▶ Work to complete:
Read the records and gather each line that includes "thumb".
Material for the task START
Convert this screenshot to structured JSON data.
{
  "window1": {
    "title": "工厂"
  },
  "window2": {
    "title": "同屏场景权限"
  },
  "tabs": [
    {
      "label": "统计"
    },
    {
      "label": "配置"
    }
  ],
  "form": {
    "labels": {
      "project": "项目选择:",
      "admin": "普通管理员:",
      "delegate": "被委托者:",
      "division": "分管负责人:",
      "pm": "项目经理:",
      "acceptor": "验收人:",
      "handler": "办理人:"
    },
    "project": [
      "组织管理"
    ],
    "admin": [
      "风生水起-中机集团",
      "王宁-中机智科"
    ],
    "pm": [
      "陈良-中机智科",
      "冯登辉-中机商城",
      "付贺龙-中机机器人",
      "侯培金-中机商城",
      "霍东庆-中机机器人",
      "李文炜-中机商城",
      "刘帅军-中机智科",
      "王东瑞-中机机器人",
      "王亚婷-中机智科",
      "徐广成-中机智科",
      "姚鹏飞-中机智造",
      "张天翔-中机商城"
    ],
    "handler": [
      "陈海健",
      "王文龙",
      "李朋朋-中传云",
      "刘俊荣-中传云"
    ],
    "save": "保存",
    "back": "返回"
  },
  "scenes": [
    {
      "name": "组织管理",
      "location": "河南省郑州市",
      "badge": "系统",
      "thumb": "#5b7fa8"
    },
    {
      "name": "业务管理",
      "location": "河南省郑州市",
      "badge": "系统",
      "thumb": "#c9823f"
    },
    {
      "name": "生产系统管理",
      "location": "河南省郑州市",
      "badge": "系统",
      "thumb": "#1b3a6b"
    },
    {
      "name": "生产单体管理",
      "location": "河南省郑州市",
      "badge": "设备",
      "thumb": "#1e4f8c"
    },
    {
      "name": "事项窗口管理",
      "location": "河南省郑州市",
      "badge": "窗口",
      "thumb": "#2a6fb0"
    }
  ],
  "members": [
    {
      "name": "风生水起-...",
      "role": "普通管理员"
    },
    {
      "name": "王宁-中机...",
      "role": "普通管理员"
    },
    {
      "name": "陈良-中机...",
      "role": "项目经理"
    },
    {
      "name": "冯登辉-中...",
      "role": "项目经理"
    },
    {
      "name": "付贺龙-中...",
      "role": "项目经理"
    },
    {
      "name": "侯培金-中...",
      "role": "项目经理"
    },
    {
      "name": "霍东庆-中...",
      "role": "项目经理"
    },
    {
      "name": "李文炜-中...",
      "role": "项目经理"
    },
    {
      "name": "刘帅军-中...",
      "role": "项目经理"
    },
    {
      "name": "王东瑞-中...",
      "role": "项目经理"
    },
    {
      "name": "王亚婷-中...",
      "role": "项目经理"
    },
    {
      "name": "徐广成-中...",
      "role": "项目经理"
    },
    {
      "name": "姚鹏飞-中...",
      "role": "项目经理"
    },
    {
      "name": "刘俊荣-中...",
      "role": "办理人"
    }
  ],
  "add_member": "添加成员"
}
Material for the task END
▶ Exercise output:
      "thumb": "#5b7fa8"
      "thumb": "#c9823f"
      "thumb": "#1b3a6b"
      "thumb": "#1e4f8c"
      "thumb": "#2a6fb0"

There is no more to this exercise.